The majority of my career has been in an administrative or training role and I have gained a lot of satisfaction, in particular, in training young and adult unemployed with a view to getting them back into work or into further education. Adults in particular don’t adapt well to classroom learning so each training plan had to be tailored to the individual and their needs and abilities.
I have been looking for some time for a new direction and have always enjoyed working with people as individuals to ensure they gain exactly what they want to from every experience. All too often people are led down a certain path as this is what is available to them rather than because it is what they want. People often have to settle for what is the “norm” and I think they shouldn’t settle for anything less than what they actually want.
I know from talking to family and friends over the years, that they are not always looking for a church wedding or a registry office one, but something that is very personal to them and their partner. I was also very aware when my own father passed away 2 years ago, that the church funeral service we had for him was not what I wanted for myself but I didn’t really know all the options that are available. That is when I first became aware of what a Celebrant does and was interested becoming one myself. I feel that I am at the right stage in my personal life now to “grab the bull by the horns” and get on and do it. In becoming a Celebrant, it is my hope that everyone gets the funeral, wedding, vow renewal or baby naming ceremony they are looking for and it will be a privilege for me to work with you to ensure you do.

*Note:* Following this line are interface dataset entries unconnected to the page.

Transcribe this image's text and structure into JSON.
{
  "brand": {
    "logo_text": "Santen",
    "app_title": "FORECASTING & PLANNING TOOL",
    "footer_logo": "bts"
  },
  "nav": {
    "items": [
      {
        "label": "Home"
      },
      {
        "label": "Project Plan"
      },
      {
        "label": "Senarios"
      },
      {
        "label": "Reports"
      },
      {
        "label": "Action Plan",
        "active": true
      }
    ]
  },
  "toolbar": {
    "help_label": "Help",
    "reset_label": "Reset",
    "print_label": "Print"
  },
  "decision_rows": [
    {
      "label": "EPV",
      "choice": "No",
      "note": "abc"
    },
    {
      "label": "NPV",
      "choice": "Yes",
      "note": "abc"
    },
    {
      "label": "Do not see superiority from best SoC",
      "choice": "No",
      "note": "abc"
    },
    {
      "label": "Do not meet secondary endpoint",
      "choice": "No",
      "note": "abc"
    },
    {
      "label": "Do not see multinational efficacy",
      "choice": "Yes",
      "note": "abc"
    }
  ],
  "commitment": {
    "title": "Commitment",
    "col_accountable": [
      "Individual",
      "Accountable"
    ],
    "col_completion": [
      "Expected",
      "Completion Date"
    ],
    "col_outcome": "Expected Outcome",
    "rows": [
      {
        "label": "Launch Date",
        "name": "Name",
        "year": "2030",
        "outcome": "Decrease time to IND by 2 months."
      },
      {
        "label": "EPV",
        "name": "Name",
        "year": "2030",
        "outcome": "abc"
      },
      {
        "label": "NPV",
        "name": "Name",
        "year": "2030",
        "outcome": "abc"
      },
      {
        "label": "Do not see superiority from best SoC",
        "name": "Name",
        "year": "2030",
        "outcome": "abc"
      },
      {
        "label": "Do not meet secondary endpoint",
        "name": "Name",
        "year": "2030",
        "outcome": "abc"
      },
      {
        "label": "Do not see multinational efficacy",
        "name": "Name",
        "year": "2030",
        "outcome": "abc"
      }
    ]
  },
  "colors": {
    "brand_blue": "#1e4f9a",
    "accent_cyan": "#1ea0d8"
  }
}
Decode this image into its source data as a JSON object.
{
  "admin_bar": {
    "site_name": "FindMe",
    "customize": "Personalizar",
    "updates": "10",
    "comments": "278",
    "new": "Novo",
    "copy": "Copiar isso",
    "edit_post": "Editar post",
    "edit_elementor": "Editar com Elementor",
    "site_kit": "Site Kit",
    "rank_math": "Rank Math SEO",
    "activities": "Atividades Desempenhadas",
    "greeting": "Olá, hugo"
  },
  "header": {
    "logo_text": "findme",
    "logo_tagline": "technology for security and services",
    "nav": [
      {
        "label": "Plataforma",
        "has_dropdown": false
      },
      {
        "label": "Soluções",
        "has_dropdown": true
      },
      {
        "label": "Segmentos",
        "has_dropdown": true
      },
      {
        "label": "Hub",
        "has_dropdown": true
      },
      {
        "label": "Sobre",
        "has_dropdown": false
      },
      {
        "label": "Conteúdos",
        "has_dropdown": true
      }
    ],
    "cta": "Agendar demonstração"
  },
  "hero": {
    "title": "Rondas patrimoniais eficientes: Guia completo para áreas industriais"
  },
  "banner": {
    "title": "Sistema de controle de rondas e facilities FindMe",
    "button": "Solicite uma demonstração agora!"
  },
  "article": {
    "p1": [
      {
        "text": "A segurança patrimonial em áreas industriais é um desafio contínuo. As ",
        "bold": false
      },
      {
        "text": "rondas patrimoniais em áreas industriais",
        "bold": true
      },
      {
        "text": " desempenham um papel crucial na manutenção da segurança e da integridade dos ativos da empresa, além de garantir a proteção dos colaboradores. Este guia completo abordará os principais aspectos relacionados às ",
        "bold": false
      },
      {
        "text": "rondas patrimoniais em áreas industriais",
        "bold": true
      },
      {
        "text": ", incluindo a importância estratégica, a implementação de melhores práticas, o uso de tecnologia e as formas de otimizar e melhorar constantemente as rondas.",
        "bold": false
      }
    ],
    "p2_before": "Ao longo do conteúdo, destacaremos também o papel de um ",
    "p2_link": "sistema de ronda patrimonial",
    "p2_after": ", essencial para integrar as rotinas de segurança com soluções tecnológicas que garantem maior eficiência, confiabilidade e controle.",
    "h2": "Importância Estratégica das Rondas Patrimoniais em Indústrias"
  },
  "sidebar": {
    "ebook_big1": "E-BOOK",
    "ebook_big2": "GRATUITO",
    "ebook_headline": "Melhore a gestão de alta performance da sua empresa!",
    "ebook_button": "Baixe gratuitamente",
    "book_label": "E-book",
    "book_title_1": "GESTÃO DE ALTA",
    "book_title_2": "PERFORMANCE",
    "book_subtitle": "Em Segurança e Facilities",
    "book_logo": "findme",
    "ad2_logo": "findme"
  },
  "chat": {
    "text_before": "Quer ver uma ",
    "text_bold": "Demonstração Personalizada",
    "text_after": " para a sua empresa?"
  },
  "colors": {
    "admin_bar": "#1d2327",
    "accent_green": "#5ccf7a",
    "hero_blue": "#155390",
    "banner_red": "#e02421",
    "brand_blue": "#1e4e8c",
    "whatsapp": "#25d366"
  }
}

In my spare time, I enjoy reading, travelling, spending time with my family as well as knitting and other craftwork such as calligraphy and card making. I was involved in the setup of the Angus branch of Dyslexia Scotland and help organise open events encouraging families and professionals to come along and find out about the support that is available to those affected by dyslexia and I find that very rewarding.